Etsy treasure by Deb at anklebiter.etsy.com
I tried to be sneaky, but Russell knew I’d gotten the monster for him before we even got home.
“Let me see if I can find those snacks in your purse.” [Grin]
“Russell, why are you smiling like that?”
“Oh, I don’t know.” [Grin]
“Ugh, here’s your monster.”
Later that afternoon at the Grapevine bead convention (yes, you read that correctly), we found loads of cool stuff for projects. I bought black, bead wiring for jewelry crocheting, so if you receive something that looks like a bird’s nest, well, just humor me. I’m trying. I have to do something besides bitch and moan about politics, you know. After waging war on the Vote Yes campaign for the past two months, I’m ready for something less controversial — like wire crocheting the Big Bang Theory. Wait…
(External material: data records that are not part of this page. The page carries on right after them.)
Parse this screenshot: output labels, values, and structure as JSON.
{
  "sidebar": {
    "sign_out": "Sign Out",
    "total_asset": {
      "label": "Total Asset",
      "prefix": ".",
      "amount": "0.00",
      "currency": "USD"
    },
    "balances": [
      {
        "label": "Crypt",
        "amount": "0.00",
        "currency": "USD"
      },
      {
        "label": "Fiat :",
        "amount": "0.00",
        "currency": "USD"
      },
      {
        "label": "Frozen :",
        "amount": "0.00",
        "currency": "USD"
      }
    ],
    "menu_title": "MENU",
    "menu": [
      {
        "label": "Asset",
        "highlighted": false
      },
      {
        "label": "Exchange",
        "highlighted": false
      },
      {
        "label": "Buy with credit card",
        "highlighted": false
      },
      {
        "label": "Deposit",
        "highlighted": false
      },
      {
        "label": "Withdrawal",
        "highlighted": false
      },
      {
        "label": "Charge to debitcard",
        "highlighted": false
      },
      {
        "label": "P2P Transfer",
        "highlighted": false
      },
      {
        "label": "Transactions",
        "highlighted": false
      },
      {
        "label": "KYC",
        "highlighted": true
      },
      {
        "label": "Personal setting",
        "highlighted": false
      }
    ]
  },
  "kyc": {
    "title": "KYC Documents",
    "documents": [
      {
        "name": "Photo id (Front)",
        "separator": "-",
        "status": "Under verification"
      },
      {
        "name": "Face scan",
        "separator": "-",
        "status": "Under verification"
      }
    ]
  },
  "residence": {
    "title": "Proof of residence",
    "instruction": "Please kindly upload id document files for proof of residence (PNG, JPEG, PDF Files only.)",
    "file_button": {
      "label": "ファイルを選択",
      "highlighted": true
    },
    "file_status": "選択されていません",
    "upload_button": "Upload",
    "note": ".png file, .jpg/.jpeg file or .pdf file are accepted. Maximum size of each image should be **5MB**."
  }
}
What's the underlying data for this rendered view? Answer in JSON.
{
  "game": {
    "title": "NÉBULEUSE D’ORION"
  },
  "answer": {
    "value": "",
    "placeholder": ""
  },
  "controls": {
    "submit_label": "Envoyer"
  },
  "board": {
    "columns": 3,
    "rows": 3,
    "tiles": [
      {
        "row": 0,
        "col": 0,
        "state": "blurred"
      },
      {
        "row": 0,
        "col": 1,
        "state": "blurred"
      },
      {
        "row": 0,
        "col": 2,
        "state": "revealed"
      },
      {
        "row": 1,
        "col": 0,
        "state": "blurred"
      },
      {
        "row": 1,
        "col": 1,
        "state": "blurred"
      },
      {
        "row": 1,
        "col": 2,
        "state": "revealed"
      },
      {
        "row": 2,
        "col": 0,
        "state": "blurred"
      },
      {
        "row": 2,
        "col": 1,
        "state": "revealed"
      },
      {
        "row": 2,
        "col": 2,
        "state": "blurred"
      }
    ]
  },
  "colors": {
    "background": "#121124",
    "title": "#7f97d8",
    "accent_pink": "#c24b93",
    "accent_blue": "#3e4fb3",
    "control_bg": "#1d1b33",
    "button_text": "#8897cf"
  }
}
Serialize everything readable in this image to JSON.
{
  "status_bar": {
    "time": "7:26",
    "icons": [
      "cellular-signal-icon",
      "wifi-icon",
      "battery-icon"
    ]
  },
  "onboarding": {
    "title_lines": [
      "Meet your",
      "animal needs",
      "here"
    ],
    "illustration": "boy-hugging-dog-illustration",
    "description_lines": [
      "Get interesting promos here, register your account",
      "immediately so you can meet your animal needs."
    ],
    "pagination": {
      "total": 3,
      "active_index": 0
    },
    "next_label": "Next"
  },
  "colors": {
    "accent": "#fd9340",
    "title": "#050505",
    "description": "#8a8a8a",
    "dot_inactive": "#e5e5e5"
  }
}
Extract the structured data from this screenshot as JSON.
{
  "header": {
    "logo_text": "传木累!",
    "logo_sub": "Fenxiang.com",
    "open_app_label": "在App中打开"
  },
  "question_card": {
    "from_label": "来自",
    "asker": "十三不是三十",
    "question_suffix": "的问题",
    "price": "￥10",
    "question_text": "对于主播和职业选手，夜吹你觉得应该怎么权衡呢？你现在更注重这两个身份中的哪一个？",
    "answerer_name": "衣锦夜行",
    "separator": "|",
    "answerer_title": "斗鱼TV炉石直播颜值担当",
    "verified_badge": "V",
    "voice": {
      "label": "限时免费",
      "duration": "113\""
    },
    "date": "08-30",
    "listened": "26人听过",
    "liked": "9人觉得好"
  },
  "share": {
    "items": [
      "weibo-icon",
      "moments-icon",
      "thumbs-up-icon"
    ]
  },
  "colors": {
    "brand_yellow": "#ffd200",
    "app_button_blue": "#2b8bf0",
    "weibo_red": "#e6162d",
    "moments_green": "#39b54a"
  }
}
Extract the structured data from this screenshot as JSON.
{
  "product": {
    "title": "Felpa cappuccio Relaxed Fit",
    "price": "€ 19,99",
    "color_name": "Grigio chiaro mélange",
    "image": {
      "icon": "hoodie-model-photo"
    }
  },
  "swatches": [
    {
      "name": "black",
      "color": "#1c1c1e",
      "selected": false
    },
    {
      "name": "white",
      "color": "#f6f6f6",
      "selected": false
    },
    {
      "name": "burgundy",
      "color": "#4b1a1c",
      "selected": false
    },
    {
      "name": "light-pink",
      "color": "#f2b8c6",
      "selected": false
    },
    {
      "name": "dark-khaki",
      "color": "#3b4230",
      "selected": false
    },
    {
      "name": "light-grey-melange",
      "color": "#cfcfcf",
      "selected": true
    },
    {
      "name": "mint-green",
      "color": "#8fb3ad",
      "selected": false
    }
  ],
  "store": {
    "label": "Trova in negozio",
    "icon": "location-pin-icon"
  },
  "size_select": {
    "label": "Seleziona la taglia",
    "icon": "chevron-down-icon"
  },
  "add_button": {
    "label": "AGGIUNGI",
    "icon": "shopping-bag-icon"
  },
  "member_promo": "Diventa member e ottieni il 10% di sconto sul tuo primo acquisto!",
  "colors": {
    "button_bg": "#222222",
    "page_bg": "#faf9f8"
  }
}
Don't call it "crafting." It's a scientific experiment, cough, cough.
There were so many booths at the bead convention that we lost track of time and spent four hours inside that thing. I call it the “IKEA Phenomenon”. At one point, I stopped to admire a woman’s wire coiling and button bracelet, and she was kind enough to demonstrate her technique. Everything was fine until she added, “…and if you will recall [insert famous beading guy’s name here, unknown to non-fanatics]’s 2002 cover for Bead and Glass Magazine, there was, I believe, an instructional guide to this method in that issue.” That was when I realized I was way out of my league, thanked her, and quickly turned around to giggle with Russell as we made our way into a different room of the exhibit.
“Russell, I think I know what I sound like now when I talk about stuff like, ehhhh, I dunno…4AD record cover art around people who aren’t V23 fans.”
“Yes, that’s exactly how crazy you sound.”
Luckily, I spotted a ring artisan in the next area and quickly forget about my plaguing new revelation.
Lori is thirty-seven this week. I don’t know how that happened so quickly. Russell and I attended her anniversary dinner with Xtos, so I could present her with trinkets appropriate for an old lady, heh. I explained to Lors that my company recognized my ten years of service this past week, so I’d decided to give her a similar token celebrating her twenty years of service as my girl. There was sushi. A glass of wine. Oh, god, there was creme brulee. Then we both fell asleep during the movie while X-tos and Russell laughed at us (but not before Lori’s top semi-fell down at the restaurant). Hurray for pocket cams times ten thousand.
Birthdays come but once each year.
As dinner ended, Russell passed a napkin across the table.
“I love you!”
I got out my pen and scribbled, “I love you more!”
That’s when he dug around in his pocket for a moment, tucked something into the napkin, and passed both back across the table toward me. He said, “You don’t love me more than I love you.”
Wrapped inside the dinner napkin, was a beautiful new ring:
Maybe you guessed it: from the aforementioned ring artisan at the bead convention. He’s a sneaky guy, that Russell.
I think I’ve covered much of the “What I Always Wanted” portion of my excuses for not checking voicemail and returning many calls. One of the great lessons Idrissa (and Ada) taught me goes something like this:
“In America and in no other country in the world, there is a sense of nothing but work, work, and work. It’s 24/7, this working. There is no time for family or happiness because so much emphasis is put upon job and career. Here, you are only about your job; it is who you are, and people think they must achieve success in that way only. In Africa, my father was surrounded always by his council and many bodyguards, yet from the time the sun came up until the time the sun went down, I was by his side. He made the time for me because I was important to him; I meant more to him than his duties. He made sure everybody knew this, too. In America, we must remember to love each other and to care for one another as if we are also family.”
I have time left for Now. I’ll call you back later.